Looking straight down at the rock formation at Edward Weston Beach in the Point Lobos State Reserve, near Carmel, CA, I was struck how the rock formation looked like a shell—perhaps the polished interior of a mussel shell.
As I conceptualized my photo, I kept in mind the shell shapes that this rock formation evoked. It was high tide, and the rock had bright pockets as well as small, dark tide pools with colored rock inside. Clearly I needed more than a single exposure to capture the entire tonal range of this subject. So I shot five exposures, at shutter speeds from 1/30 of a second to 3/5 of a second.
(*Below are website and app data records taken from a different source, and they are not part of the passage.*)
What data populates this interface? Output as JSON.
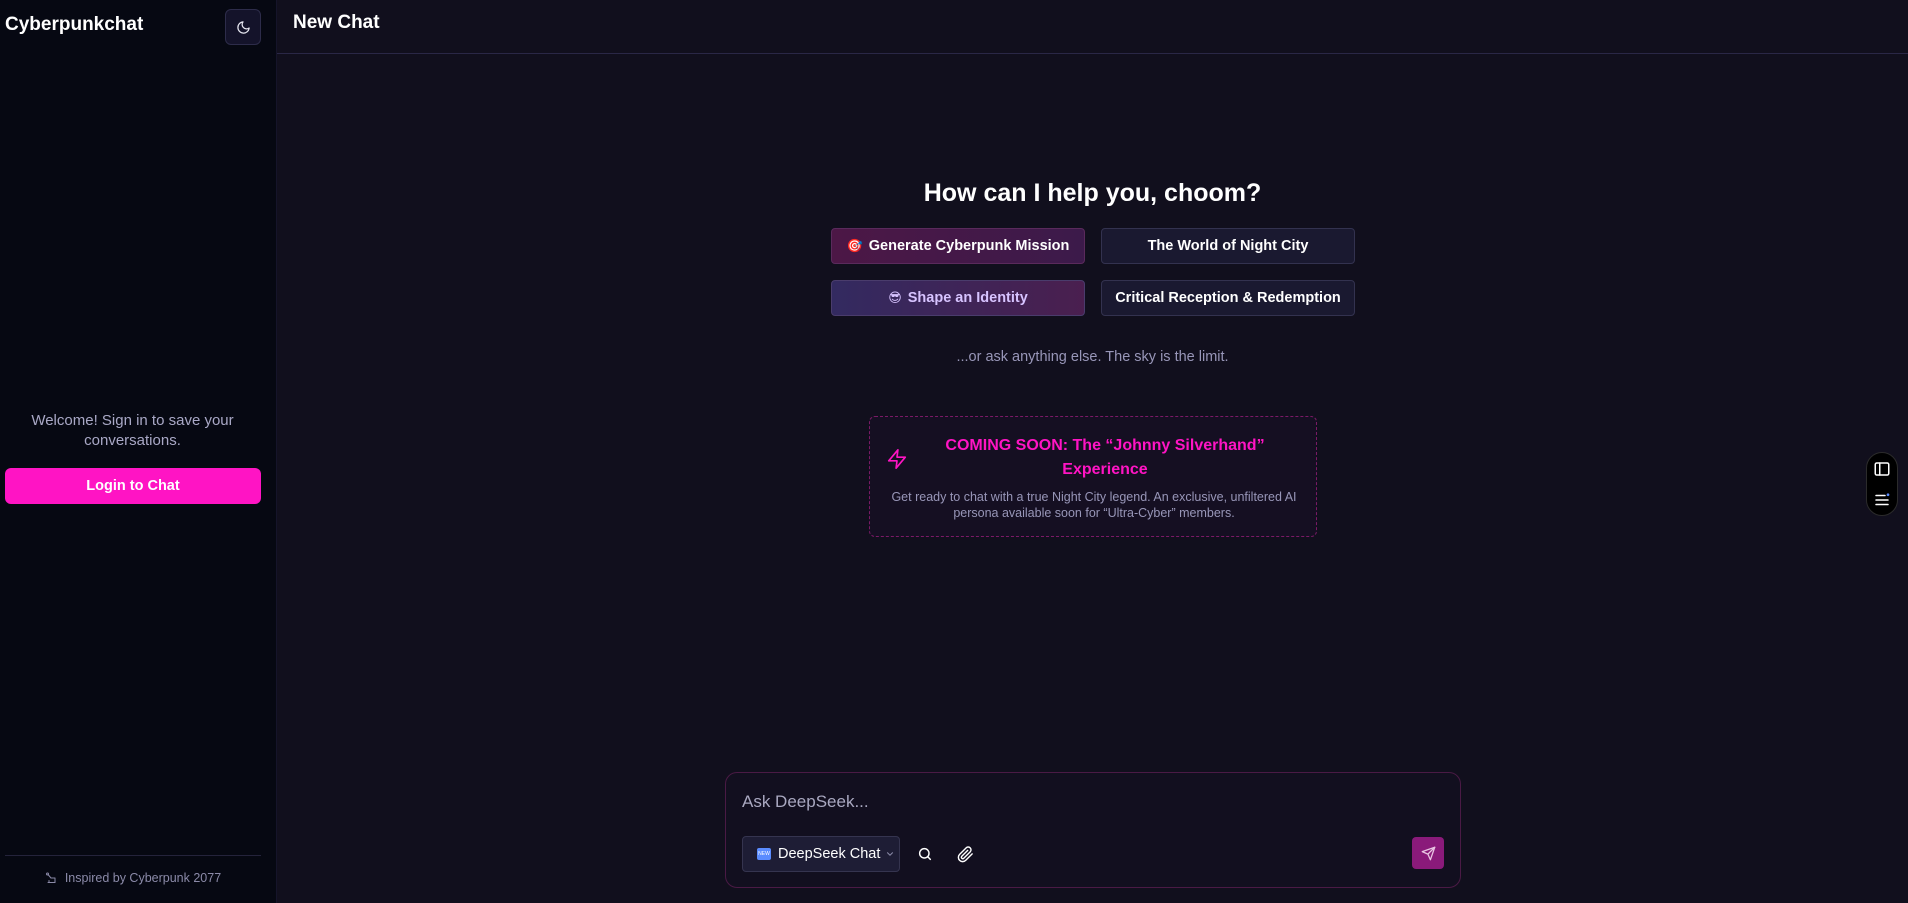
{
  "sidebar": {
    "brand": "Cyberpunkchat",
    "theme_toggle_icon": "moon-icon",
    "welcome_text": "Welcome! Sign in to save your conversations.",
    "login_label": "Login to Chat",
    "footer_icon": "robot-arm-icon",
    "footer_text": "Inspired by Cyberpunk 2077"
  },
  "header": {
    "title": "New Chat"
  },
  "main": {
    "hero_title": "How can I help you, choom?",
    "suggestions": [
      {
        "emoji": "🎯",
        "label": "Generate Cyberpunk Mission"
      },
      {
        "emoji": "",
        "label": "The World of Night City"
      },
      {
        "emoji": "😎",
        "label": "Shape an Identity"
      },
      {
        "emoji": "",
        "label": "Critical Reception & Redemption"
      }
    ],
    "hint": "...or ask anything else. The sky is the limit.",
    "promo": {
      "icon": "lightning-icon",
      "title": "COMING SOON: The “Johnny Silverhand” Experience",
      "text": "Get ready to chat with a true Night City legend. An exclusive, unfiltered AI persona available soon for “Ultra-Cyber” members."
    }
  },
  "composer": {
    "placeholder": "Ask DeepSeek...",
    "model_label": "DeepSeek Chat",
    "model_badge": "NEW",
    "search_icon": "search-icon",
    "attach_icon": "paperclip-icon",
    "send_icon": "send-icon"
  },
  "colors": {
    "accent": "#ff14c4",
    "background": "#110f1d",
    "sidebar": "#060812"
  }
}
Each exposure was at f/36 and ISO 100, tripod mounted.
To combine the exposures, I started by converting a RAW exposure for the background, then used the lighter exposures to layer-in adjustments to the areas that were deep in shadow and too dark.